Q: You’re originally from L.A., and, as I understand it, you’ve been teaching since you were about 5 years old? Do you think being in a big city such as Los Angeles helped you at all as an up-and-coming dancer? MS: Definitely. I did all of my training at Long Beach ballet, but since I’ve become more of a freelance dancer I’ve found four or five studios up in L.A. that I take class at with other professionals. That kind of helps me be inspired and grow as a dancer. I just pretty much take ballet. During this process I tried to expand my vocabulary a little bit, but ballet is definitely the one thing that I work at every day.


Q: Is there any new genre you’re a little nervous to learn, maybe one you’re not as familiar with? MS: Yeah, I’m nervous. There’s no ballet on this program, so every genre is going to be a challenge for me. I think hip-hop is the furthest from what I’m used to, so that intimidates me a little bit. I’m a nice, little white ballerina girl, so trying to be ghetto and doing hip-hop will be a struggle, but I’m just going to have fun and do my best.

Q: Do you have any favorite spots to go dancing or to train in Los Angeles? MS: Besides Long Beach, I take class at Dance Arts Academy right here on La Brea and also the Colburn is a really great school, and they have professional-level classes there as well. Westside Academy in Santa Monica, I take there as well. Those are my hot spots I like to train at.

Q: You’re the oldest contestant on the show, which might be hard, but you also obviously have the upper hand when it comes to experience. Is your age a double-edged sword? MS: I think it gives me both [an advantage and a disadvantage]. I’m feeling comfortable performing. Of course, I’m used to performing for huge houses where you dance to the balcony, but this is very different in that you’re dancing to a little camera lens and trying to bring everything into that camera. I think also, just trying to keep up my energy and maintain my body is harder being the older contestant, but so far, so good.

Q: Had you watched the show in previous years and/or tried out for the show before? MS: This is my first time auditioning. A lot of these contestants have tried many times, so I feel kind of flattered and honored that I made it through the first time all the way.

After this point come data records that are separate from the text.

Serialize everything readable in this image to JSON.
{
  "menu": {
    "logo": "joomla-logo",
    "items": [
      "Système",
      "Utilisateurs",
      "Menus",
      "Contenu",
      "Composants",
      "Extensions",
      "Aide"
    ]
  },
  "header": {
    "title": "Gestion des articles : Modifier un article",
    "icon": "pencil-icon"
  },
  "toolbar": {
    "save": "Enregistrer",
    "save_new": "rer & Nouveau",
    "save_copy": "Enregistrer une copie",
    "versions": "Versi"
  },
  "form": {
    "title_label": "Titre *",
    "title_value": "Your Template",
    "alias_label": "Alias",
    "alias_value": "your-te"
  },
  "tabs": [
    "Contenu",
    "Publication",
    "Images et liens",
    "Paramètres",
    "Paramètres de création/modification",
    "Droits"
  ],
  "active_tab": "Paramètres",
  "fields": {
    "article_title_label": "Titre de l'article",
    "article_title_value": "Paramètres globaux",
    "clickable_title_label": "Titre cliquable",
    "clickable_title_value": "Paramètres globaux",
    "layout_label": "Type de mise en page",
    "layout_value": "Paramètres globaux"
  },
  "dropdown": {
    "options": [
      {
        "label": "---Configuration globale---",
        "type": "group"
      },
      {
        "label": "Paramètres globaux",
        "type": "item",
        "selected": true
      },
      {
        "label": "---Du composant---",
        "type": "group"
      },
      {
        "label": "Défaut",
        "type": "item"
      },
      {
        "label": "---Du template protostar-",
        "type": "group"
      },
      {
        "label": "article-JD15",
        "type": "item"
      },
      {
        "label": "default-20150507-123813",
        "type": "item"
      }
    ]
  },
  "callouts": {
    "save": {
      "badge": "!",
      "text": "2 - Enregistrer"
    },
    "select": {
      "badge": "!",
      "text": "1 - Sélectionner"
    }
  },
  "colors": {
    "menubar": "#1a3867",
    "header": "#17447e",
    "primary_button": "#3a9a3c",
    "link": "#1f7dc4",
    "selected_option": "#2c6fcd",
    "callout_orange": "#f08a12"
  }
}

I watch the show religiously, all seasons, and it just finally got to the point where, ‘All right, we need a ballerina on here. I’m ready to do it.’ My students and my husband were like, ‘I think it’s your year. I think you need to do it.’ They kind of nudged me into it.

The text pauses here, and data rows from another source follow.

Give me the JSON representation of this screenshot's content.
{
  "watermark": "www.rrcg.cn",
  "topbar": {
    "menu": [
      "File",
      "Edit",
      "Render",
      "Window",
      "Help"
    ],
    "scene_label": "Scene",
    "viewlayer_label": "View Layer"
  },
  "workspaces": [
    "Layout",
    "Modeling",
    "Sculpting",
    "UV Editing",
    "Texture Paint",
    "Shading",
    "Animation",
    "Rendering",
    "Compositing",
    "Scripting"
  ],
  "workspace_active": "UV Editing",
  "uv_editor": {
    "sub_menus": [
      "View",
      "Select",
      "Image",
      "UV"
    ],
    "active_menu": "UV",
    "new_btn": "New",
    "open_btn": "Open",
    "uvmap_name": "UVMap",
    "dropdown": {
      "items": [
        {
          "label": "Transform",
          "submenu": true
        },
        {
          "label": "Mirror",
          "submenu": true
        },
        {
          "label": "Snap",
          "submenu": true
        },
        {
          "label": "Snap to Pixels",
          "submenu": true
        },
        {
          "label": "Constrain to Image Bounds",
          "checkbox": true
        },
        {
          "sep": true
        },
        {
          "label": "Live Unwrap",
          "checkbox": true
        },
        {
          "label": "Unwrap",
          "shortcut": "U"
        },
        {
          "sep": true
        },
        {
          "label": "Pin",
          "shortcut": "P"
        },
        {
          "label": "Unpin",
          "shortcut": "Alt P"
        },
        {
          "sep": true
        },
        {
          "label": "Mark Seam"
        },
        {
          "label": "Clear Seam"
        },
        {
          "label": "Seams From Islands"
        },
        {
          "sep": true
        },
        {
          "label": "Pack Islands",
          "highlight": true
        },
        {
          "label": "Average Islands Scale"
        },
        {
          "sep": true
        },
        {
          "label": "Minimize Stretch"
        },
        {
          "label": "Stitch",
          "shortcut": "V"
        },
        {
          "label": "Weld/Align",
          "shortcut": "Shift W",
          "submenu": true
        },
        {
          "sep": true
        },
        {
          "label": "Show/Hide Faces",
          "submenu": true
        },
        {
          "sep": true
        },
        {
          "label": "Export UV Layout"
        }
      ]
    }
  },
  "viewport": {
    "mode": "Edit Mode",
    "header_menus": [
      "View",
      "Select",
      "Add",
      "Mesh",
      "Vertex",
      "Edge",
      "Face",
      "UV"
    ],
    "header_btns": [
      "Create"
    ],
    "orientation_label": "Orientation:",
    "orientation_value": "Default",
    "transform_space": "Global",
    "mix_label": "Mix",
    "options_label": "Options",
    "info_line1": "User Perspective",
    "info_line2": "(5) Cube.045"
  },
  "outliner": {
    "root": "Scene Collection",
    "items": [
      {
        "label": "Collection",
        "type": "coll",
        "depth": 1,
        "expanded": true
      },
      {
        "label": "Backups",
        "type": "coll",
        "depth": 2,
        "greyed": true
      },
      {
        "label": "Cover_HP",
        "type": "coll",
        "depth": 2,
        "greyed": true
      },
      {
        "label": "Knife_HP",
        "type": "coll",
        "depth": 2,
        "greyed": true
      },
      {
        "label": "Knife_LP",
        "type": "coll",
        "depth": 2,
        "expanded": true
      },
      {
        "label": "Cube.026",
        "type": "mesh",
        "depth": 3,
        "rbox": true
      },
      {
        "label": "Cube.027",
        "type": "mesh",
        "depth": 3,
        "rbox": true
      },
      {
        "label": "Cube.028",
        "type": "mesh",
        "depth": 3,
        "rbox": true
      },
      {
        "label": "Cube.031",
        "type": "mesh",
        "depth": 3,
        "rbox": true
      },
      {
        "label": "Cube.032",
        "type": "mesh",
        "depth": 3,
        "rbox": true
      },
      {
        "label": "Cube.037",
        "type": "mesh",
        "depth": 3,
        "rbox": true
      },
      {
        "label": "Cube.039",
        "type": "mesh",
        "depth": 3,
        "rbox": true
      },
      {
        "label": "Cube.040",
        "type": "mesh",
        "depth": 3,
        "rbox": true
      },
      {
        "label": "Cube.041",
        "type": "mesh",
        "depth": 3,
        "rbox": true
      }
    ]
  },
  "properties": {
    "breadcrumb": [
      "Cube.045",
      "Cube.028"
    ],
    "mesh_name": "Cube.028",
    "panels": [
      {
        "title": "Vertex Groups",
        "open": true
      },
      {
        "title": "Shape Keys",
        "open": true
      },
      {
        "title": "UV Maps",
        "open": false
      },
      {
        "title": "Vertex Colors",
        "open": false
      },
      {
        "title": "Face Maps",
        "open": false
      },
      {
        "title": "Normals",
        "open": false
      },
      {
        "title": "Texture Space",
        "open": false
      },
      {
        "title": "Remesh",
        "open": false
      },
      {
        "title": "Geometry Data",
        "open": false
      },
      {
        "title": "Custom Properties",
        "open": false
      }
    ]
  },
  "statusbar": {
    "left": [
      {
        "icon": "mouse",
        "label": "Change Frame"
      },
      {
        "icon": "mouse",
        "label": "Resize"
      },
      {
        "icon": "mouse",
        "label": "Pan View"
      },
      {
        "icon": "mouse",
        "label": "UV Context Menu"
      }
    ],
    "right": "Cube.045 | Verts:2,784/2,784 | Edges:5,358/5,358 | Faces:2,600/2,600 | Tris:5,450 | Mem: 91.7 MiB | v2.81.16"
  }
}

Q: What do you think the show will do for your career? MS: I’m just hoping to open some doors. I’ve been stuck in the ballet world, and I would love to branch out. Just getting this exposure is great to continue my career in a different direction, whether it be more commercial dance or working in television. Just that exposure and new opportunity.

Q: Are you nervous about the televised aspect of the show and the judges’ feedback? MS: There are so many ways to be distracted here. I can’t separate myself like I can in a big theater, where you can’t see the audience and hear everything around you. You can see the judges watching you. You can see the fans right there screaming for you. There are lots of distractions. I just have to try and stay centered and focused. As far as the criticism, I can handle criticism because I’ve been doing it in the ballet world my whole life, but to have the world hear it also … I want it all to be good. I don’t want to have people hear anything negative about me because that does affect how they vote and how they think about you. That’s a little nerve wracking.

— Kate Stanhope